A change to the historic race allows competitors to race in three legs. Teams can have between three and eight members.
By Oliver Lazenby
What’s the hardest segment in the seven-leg Ski to Sea race? The eight-mile downhill running leg is a strong candidate. But the kayak leg can be grueling in the wrong conditions. “XC skier needed” posts on the Ski to Sea message board are by far the most common, maybe that’s the hardest leg?
It turns out, some would-be Ski to Sea teams get shut down much earlier in the race, before they even sign up. The prospect of getting eight people to commit and pay the entrance fee and then have to worry that someone might flake out or get injured before the race has stopped many potential teams from competing, race directors say.
To reduce anxiety and increase team flexibility, directors of the race from the Mt. Baker Ski Area to Fairhaven have made a new rule. For the first time, individual athletes can compete in up to three legs, meaning teams can have anywhere from three to eight racers (eight because the canoe leg requires two paddlers).

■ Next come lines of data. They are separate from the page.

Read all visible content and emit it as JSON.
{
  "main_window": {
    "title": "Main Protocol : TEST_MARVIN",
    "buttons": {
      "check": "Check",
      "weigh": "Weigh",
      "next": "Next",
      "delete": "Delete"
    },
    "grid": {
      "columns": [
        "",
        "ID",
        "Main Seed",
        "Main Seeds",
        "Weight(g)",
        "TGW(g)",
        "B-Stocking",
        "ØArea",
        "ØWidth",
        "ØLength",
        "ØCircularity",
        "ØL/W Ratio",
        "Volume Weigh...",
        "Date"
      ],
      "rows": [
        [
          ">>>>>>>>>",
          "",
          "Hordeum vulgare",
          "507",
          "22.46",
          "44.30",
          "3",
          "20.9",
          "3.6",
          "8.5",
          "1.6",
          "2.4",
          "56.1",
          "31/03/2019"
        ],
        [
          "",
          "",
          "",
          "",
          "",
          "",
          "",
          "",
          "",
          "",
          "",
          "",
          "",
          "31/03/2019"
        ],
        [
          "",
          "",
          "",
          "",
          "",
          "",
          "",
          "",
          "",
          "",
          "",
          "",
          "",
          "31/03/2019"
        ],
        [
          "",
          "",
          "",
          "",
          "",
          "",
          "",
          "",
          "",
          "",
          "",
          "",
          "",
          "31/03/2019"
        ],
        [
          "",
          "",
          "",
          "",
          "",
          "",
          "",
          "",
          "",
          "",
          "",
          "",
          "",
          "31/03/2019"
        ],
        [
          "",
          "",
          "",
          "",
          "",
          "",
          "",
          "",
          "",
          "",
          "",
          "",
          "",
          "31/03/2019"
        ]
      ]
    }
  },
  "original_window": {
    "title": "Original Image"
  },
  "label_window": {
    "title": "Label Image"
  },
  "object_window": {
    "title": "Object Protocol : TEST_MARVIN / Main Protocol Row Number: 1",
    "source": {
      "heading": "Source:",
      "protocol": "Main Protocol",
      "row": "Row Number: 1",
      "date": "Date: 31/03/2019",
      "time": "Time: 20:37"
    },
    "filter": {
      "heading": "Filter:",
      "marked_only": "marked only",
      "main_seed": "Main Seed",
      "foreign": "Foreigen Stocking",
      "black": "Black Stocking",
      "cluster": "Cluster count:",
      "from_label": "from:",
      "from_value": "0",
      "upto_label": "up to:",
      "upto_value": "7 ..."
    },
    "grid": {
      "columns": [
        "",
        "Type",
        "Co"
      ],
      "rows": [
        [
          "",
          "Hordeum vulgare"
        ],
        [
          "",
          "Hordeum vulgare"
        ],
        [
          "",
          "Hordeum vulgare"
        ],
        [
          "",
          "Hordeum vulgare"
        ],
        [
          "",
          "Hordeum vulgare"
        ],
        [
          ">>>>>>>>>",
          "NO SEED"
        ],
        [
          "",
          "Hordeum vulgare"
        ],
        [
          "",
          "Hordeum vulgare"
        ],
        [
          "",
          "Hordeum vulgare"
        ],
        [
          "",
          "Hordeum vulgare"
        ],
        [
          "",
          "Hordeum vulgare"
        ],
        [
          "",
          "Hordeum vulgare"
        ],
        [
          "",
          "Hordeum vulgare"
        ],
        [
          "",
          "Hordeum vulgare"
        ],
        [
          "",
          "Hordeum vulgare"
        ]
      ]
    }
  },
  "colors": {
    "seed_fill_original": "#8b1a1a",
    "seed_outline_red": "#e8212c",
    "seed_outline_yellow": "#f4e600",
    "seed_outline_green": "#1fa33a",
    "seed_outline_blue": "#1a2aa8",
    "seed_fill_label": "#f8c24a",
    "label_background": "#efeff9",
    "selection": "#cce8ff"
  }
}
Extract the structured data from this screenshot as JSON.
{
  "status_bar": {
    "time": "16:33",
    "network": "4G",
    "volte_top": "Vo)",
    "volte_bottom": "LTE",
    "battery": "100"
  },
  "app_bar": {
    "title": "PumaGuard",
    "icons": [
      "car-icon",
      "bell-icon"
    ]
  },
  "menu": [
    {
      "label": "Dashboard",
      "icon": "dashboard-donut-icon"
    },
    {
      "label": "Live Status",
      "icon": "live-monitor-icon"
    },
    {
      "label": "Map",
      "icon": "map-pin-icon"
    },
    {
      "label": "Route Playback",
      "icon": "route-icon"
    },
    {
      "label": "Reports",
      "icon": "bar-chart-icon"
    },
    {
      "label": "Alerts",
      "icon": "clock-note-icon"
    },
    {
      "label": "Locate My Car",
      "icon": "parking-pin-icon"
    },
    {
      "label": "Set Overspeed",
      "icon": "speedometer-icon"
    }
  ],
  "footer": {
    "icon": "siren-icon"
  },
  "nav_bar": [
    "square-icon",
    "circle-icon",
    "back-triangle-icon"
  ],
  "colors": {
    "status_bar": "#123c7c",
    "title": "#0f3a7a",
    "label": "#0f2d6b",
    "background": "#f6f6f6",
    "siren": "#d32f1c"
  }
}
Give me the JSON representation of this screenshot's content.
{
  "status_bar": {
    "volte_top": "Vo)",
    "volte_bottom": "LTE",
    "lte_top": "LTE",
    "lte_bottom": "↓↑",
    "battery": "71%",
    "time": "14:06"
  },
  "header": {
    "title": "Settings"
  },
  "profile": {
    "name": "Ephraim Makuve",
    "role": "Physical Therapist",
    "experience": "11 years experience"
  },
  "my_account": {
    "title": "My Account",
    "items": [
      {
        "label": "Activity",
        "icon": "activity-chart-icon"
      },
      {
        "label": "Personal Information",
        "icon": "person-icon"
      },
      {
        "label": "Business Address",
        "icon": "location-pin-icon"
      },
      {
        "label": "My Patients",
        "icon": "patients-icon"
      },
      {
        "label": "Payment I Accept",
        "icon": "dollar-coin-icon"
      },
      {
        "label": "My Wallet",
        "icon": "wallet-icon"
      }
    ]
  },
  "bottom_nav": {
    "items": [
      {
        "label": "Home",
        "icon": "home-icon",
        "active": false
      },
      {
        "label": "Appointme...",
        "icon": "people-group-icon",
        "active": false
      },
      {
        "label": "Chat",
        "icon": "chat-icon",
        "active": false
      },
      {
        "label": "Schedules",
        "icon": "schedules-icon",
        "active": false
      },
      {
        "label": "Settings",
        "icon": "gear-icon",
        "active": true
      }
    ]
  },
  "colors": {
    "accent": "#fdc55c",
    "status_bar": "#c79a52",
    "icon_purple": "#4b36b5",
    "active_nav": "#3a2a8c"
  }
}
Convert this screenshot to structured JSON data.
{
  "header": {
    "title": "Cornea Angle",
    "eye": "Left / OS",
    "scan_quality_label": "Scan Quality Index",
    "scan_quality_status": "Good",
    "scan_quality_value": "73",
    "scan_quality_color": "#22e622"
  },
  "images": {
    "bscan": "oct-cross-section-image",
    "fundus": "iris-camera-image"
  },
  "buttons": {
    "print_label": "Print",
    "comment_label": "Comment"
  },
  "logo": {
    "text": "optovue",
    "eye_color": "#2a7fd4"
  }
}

“Our goal was to help with situations that we hear about every year where a team member has an injury or someone can’t participate at the last minute and all of a sudden the team has a hole to fill,” said Anna Rankin, Ski to Sea race director. “That was our main objective – to get more teams to participate.”
In 2016, the Ski to Sea board of directors found out that it’s not easy to change the iconic, 45-year-old race. When race directors floated the idea of cancelling the Nordic skiing leg, they were immediately flooded with objections. Within 24 hours, they announced the Nordic leg would stay in the race.
It’s too early to tell if the change will lead to more participation, but the reaction has been positive so far, Rankin said.
“I think it’s really going to lift a little pressure off for teams who find themselves a racer or two short.”
“I was amazed, I didn’t get a single negative comment,” she said. “I think it’s really going to lift a little pressure off for teams who find themselves a racer or two short.”
A teammate doing double duty after another teammate drops out: that’s how Rankin foresees the new rule working. But she has also heard from racers who want to take on the relay with the fewest possible competitors and from others who’ve raced before and are looking for a new challenge.
A team of three isn’t ambitious enough for some. The Ski to Sea race board gets requests every year from people who want to do the entire race on their own, Rankin said. Many other multisport races around the region, including the Ridge to River in Wenatchee, Mountains to Sound Relay in Seattle and Pole, Pedal Paddle in Bend, Oregon, allow individuals to take on the whole course.
Race directors have talked about that in the past, but for now it’s not happening.
“We’re not ready to take that step at all. I get that people want to push themselves and challenge themselves, but I just don’t think this is the event for that,” Rankin said. “Ski to Sea is a team relay race. It’s about camaraderie. It’s about community. For those reasons, I’d like to see it be a team sport.”
Registration opened last month for the race, which takes place on May 27 this year. Sign up at skitosea.com.